The Jakarta Post
Despite initial setbacks, Indonesia is inching toward closing a deal with the European Union (EU) which will allow the country to be the world leader in timber legality.
The deal, if secured, will allow Indonesia to export its timber without following a time consuming legal process, if it carries a Forest Law Enforcement Governance and Trade (FLEGT) licence. FLEGT-licensed timber is considered by the EU to have been harvested legally.
'What we want to do is establish FLEGT as the global standard for timber legality and having Indonesia there as the first or one of the first countries [in the world] to do that establishes Indonesia as a world leader in timber legality,' said Colin Crooks, deputy head of the EU's Delegation to Indonesia, Brunei Darussalam and ASEAN, on Wednesday.
He said that Indonesia had made rapid progress toward sealing the deal with the EU. At the moment, Ghana is the only country besides Indonesia at the point of nearly closing the deal, Crooks said.
'If you consider where Indonesia was 10, 15 years ago, [it] didn't have a good reputation. To get from there, to being a world leader in timber legality, is an astonishing achievement,' said Crooks. 'From what I understand, Indonesia has the most comprehensive and the best developed timber legality system [of any country] in Asia.'
He was referring to Indonesia's timber legality verification system (SVLK), the first national timber legality assurance system in the world to be implemented based on FLEGT principles.
The SVLK currently issues V-legal documents to verified legal timber.

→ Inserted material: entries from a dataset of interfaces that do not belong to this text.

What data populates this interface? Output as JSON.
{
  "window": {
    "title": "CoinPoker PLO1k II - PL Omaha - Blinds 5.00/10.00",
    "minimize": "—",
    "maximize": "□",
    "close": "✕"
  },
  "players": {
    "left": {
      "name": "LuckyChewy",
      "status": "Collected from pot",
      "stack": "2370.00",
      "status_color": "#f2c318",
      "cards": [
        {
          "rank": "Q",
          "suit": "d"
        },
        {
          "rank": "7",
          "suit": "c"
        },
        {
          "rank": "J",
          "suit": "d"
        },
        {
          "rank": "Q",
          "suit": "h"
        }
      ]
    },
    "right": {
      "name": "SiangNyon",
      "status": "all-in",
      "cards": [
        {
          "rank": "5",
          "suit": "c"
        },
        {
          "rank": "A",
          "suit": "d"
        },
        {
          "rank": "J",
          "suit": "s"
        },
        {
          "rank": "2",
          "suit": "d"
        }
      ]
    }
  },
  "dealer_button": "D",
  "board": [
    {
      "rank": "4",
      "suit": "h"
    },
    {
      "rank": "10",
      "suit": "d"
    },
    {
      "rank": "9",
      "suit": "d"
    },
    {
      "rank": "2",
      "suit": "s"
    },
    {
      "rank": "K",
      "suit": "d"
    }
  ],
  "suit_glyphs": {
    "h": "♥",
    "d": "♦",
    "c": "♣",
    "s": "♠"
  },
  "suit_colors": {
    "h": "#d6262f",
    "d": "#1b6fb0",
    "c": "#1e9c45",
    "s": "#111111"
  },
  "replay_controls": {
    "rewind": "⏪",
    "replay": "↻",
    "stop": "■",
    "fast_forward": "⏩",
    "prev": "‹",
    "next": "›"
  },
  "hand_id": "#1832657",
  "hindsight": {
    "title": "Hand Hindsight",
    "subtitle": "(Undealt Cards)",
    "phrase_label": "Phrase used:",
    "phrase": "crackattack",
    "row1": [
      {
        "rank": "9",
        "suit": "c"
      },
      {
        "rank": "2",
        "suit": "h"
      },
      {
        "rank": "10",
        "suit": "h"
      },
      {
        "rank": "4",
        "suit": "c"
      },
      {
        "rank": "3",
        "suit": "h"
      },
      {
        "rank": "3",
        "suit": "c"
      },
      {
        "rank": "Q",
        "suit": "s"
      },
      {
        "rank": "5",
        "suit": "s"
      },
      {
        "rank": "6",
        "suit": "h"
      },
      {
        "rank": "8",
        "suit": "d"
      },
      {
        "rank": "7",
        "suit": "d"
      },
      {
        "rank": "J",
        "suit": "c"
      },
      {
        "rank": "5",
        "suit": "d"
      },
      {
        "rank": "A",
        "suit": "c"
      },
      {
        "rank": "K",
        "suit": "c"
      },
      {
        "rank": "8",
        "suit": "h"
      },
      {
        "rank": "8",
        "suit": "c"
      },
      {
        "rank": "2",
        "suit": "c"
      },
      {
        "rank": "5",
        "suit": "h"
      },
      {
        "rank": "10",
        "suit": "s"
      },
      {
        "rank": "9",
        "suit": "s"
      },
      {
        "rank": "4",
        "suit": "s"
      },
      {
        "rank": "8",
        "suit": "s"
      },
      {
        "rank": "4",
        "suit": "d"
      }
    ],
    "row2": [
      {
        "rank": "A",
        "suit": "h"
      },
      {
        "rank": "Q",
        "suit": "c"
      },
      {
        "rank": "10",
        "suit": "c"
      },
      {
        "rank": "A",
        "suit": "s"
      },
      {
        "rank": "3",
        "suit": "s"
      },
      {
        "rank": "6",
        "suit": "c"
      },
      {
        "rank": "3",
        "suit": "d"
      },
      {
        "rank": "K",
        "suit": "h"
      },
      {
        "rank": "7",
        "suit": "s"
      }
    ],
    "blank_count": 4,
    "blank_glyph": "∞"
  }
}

Before FLEGT licensing can begin, the EU and Indonesia must confirm that the SVLK is working as described in the Indonesia-EU Voluntary Partnership Agreement, which was ratified by both parties in 2014 and builds upon Indonesia's national efforts to address illegal logging.
Both parties have been monitoring the progress of the SVLK. During a meeting on Tuesday, the Joint Implementation Committee of the FLEGT said that it had found significant progress on the nationwide rollout of the SVLK to all sectors of the forestry industry, including small and medium-sized enterprises.
It has already certified more than 1,142 companies operating in the timber industry and more than 20 million hectares of forest.
More than 85 percent of timber harvested in natural forest concessions is certified and 100 percent of plantation forest concessions where timber harvesting takes place is certified.
Between January 2013 and June 2015, Indonesia issued more than 166,000 V-Legal documents to timber worth US$12.2 million.
However, some issues remain that could jeopardize the progress, including the concerns over access, or lack thereof, to information.
The Environment and Forestry Minister revealed that recent legal proceedings at the Central Information Commission (KIP), in which the ministry was being sued by Forest Watch Indonesia for refusing to release what the ministry deems to be confidential documents, had caused concern among EU members.
The Environment and Forestry Ministry's sustainable forest management director-general Ida Bagus Putera Parthama said the concerns had been properly addressed.
'The government and the independent monitoring agencies have met and have agreed upon which information should be disclosed,' he said on Wednesday.
Crooks said that open information was required by the Voluntary Partnership Agreement, and the reported lack of it was a concern.
He said, 'it is an issue in Europe because a lot of big selling points of the SVLK [relate to its] unique independent monitoring function.'